* [DESCRIPTION OF THE TASK]
Make your reply a word-for-word repeat of the records.

* * * * * * * * *

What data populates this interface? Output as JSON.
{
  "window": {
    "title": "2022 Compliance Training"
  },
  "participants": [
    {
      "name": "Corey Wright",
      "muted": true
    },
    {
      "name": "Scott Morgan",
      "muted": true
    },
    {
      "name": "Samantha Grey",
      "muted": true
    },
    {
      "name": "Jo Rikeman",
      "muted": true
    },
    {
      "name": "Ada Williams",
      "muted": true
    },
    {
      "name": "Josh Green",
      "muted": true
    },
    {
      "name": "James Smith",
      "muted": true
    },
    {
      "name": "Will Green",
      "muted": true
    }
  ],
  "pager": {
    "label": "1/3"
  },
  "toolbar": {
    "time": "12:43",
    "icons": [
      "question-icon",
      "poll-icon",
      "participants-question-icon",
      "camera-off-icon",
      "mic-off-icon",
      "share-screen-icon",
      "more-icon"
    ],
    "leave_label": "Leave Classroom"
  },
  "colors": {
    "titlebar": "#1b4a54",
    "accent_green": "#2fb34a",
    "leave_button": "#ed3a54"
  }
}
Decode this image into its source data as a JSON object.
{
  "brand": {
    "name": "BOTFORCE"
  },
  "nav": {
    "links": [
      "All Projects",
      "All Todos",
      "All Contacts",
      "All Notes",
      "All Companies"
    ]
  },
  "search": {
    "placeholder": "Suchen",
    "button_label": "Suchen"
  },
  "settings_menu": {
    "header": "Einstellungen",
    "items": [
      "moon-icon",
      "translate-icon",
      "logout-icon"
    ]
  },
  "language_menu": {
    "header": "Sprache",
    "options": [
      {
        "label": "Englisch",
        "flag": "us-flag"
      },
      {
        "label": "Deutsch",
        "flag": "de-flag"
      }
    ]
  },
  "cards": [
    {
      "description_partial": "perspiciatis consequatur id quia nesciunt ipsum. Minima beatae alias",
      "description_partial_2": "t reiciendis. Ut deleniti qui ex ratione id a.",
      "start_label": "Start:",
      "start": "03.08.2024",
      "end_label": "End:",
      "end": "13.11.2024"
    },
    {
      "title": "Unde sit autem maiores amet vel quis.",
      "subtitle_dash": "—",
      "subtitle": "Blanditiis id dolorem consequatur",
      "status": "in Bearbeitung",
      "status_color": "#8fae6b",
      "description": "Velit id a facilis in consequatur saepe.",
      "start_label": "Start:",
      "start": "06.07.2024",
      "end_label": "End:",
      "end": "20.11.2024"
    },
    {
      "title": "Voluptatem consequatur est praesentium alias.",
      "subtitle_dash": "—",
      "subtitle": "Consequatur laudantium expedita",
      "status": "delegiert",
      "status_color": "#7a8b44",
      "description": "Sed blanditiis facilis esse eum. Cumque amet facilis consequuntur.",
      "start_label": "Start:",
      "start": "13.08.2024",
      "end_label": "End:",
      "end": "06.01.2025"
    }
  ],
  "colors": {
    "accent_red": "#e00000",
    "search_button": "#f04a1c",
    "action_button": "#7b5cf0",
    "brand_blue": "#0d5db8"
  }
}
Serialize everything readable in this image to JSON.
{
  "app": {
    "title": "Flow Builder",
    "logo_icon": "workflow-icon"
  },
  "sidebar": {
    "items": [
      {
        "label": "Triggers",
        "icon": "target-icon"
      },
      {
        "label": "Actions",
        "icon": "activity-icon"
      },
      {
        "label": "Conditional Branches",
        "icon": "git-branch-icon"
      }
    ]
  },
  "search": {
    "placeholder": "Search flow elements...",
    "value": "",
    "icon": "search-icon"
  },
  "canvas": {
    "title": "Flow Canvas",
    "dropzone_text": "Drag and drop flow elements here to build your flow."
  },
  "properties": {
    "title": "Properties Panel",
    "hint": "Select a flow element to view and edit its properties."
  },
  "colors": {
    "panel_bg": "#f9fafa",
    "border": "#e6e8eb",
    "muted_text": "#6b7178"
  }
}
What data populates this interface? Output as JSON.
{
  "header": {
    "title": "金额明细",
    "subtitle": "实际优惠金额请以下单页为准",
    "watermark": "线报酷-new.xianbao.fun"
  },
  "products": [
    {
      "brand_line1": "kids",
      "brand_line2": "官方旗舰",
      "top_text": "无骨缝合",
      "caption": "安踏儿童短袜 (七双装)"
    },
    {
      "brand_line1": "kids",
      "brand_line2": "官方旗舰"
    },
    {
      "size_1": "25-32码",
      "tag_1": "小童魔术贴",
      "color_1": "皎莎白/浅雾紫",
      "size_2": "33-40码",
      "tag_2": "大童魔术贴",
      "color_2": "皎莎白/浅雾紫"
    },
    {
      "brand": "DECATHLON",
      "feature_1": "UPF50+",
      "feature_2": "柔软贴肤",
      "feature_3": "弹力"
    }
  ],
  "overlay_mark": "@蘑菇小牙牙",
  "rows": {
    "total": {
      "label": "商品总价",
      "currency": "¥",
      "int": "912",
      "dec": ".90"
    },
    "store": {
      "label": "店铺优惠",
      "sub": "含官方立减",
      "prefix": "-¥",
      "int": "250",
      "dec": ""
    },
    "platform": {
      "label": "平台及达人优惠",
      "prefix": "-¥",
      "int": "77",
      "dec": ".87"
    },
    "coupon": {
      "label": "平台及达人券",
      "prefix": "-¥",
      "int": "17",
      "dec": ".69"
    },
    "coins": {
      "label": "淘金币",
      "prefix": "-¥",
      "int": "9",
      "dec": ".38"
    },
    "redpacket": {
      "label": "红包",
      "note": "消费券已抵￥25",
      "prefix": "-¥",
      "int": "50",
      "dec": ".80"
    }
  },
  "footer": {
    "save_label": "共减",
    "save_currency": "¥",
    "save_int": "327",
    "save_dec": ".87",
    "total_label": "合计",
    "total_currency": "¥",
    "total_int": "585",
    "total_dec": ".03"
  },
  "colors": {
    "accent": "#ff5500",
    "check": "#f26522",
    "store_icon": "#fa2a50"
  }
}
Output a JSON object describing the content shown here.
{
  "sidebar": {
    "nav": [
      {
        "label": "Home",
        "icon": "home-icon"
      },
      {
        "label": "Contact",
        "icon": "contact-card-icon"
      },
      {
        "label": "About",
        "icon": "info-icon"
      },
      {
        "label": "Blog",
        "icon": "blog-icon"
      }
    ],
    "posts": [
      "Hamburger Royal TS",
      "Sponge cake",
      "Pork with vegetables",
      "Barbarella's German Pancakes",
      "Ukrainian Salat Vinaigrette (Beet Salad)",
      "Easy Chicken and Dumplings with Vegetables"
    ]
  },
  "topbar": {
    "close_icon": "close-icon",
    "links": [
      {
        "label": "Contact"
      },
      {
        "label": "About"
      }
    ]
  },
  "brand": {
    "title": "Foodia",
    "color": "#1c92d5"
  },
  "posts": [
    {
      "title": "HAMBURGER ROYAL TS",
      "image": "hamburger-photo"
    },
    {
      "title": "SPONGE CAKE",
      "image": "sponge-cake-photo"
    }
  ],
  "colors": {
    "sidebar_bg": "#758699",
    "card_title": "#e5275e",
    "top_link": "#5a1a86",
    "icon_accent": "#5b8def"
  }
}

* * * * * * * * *

* [ANSWER BOX]
What data populates this interface? Output as JSON.
{
  "window": {
    "title": "2022 Compliance Training"
  },
  "participants": [
    {
      "name": "Corey Wright",
      "muted": true
    },
    {
      "name": "Scott Morgan",
      "muted": true
    },
    {
      "name": "Samantha Grey",
      "muted": true
    },
    {
      "name": "Jo Rikeman",
      "muted": true
    },
    {
      "name": "Ada Williams",
      "muted": true
    },
    {
      "name": "Josh Green",
      "muted": true
    },
    {
      "name": "James Smith",
      "muted": true
    },
    {
      "name": "Will Green",
      "muted": true
    }
  ],
  "pager": {
    "label": "1/3"
  },
  "toolbar": {
    "time": "12:43",
    "icons": [
      "question-icon",
      "poll-icon",
      "participants-question-icon",
      "camera-off-icon",
      "mic-off-icon",
      "share-screen-icon",
      "more-icon"
    ],
    "leave_label": "Leave Classroom"
  },
  "colors": {
    "titlebar": "#1b4a54",
    "accent_green": "#2fb34a",
    "leave_button": "#ed3a54"
  }
}
Decode this image into its source data as a JSON object.
{
  "brand": {
    "name": "BOTFORCE"
  },
  "nav": {
    "links": [
      "All Projects",
      "All Todos",
      "All Contacts",
      "All Notes",
      "All Companies"
    ]
  },
  "search": {
    "placeholder": "Suchen",
    "button_label": "Suchen"
  },
  "settings_menu": {
    "header": "Einstellungen",
    "items": [
      "moon-icon",
      "translate-icon",
      "logout-icon"
    ]
  },
  "language_menu": {
    "header": "Sprache",
    "options": [
      {
        "label": "Englisch",
        "flag": "us-flag"
      },
      {
        "label": "Deutsch",
        "flag": "de-flag"
      }
    ]
  },
  "cards": [
    {
      "description_partial": "perspiciatis consequatur id quia nesciunt ipsum. Minima beatae alias",
      "description_partial_2": "t reiciendis. Ut deleniti qui ex ratione id a.",
      "start_label": "Start:",
      "start": "03.08.2024",
      "end_label": "End:",
      "end": "13.11.2024"
    },
    {
      "title": "Unde sit autem maiores amet vel quis.",
      "subtitle_dash": "—",
      "subtitle": "Blanditiis id dolorem consequatur",
      "status": "in Bearbeitung",
      "status_color": "#8fae6b",
      "description": "Velit id a facilis in consequatur saepe.",
      "start_label": "Start:",
      "start": "06.07.2024",
      "end_label": "End:",
      "end": "20.11.2024"
    },
    {
      "title": "Voluptatem consequatur est praesentium alias.",
      "subtitle_dash": "—",
      "subtitle": "Consequatur laudantium expedita",
      "status": "delegiert",
      "status_color": "#7a8b44",
      "description": "Sed blanditiis facilis esse eum. Cumque amet facilis consequuntur.",
      "start_label": "Start:",
      "start": "13.08.2024",
      "end_label": "End:",
      "end": "06.01.2025"
    }
  ],
  "colors": {
    "accent_red": "#e00000",
    "search_button": "#f04a1c",
    "action_button": "#7b5cf0",
    "brand_blue": "#0d5db8"
  }
}
Serialize everything readable in this image to JSON.
{
  "app": {
    "title": "Flow Builder",
    "logo_icon": "workflow-icon"
  },
  "sidebar": {
    "items": [
      {
        "label": "Triggers",
        "icon": "target-icon"
      },
      {
        "label": "Actions",
        "icon": "activity-icon"
      },
      {
        "label": "Conditional Branches",
        "icon": "git-branch-icon"
      }
    ]
  },
  "search": {
    "placeholder": "Search flow elements...",
    "value": "",
    "icon": "search-icon"
  },
  "canvas": {
    "title": "Flow Canvas",
    "dropzone_text": "Drag and drop flow elements here to build your flow."
  },
  "properties": {
    "title": "Properties Panel",
    "hint": "Select a flow element to view and edit its properties."
  },
  "colors": {
    "panel_bg": "#f9fafa",
    "border": "#e6e8eb",
    "muted_text": "#6b7178"
  }
}
What data populates this interface? Output as JSON.
{
  "header": {
    "title": "金额明细",
    "subtitle": "实际优惠金额请以下单页为准",
    "watermark": "线报酷-new.xianbao.fun"
  },
  "products": [
    {
      "brand_line1": "kids",
      "brand_line2": "官方旗舰",
      "top_text": "无骨缝合",
      "caption": "安踏儿童短袜 (七双装)"
    },
    {
      "brand_line1": "kids",
      "brand_line2": "官方旗舰"
    },
    {
      "size_1": "25-32码",
      "tag_1": "小童魔术贴",
      "color_1": "皎莎白/浅雾紫",
      "size_2": "33-40码",
      "tag_2": "大童魔术贴",
      "color_2": "皎莎白/浅雾紫"
    },
    {
      "brand": "DECATHLON",
      "feature_1": "UPF50+",
      "feature_2": "柔软贴肤",
      "feature_3": "弹力"
    }
  ],
  "overlay_mark": "@蘑菇小牙牙",
  "rows": {
    "total": {
      "label": "商品总价",
      "currency": "¥",
      "int": "912",
      "dec": ".90"
    },
    "store": {
      "label": "店铺优惠",
      "sub": "含官方立减",
      "prefix": "-¥",
      "int": "250",
      "dec": ""
    },
    "platform": {
      "label": "平台及达人优惠",
      "prefix": "-¥",
      "int": "77",
      "dec": ".87"
    },
    "coupon": {
      "label": "平台及达人券",
      "prefix": "-¥",
      "int": "17",
      "dec": ".69"
    },
    "coins": {
      "label": "淘金币",
      "prefix": "-¥",
      "int": "9",
      "dec": ".38"
    },
    "redpacket": {
      "label": "红包",
      "note": "消费券已抵￥25",
      "prefix": "-¥",
      "int": "50",
      "dec": ".80"
    }
  },
  "footer": {
    "save_label": "共减",
    "save_currency": "¥",
    "save_int": "327",
    "save_dec": ".87",
    "total_label": "合计",
    "total_currency": "¥",
    "total_int": "585",
    "total_dec": ".03"
  },
  "colors": {
    "accent": "#ff5500",
    "check": "#f26522",
    "store_icon": "#fa2a50"
  }
}
Output a JSON object describing the content shown here.
{
  "sidebar": {
    "nav": [
      {
        "label": "Home",
        "icon": "home-icon"
      },
      {
        "label": "Contact",
        "icon": "contact-card-icon"
      },
      {
        "label": "About",
        "icon": "info-icon"
      },
      {
        "label": "Blog",
        "icon": "blog-icon"
      }
    ],
    "posts": [
      "Hamburger Royal TS",
      "Sponge cake",
      "Pork with vegetables",
      "Barbarella's German Pancakes",
      "Ukrainian Salat Vinaigrette (Beet Salad)",
      "Easy Chicken and Dumplings with Vegetables"
    ]
  },
  "topbar": {
    "close_icon": "close-icon",
    "links": [
      {
        "label": "Contact"
      },
      {
        "label": "About"
      }
    ]
  },
  "brand": {
    "title": "Foodia",
    "color": "#1c92d5"
  },
  "posts": [
    {
      "title": "HAMBURGER ROYAL TS",
      "image": "hamburger-photo"
    },
    {
      "title": "SPONGE CAKE",
      "image": "sponge-cake-photo"
    }
  ],
  "colors": {
    "sidebar_bg": "#758699",
    "card_title": "#e5275e",
    "top_link": "#5a1a86",
    "icon_accent": "#5b8def"
  }
}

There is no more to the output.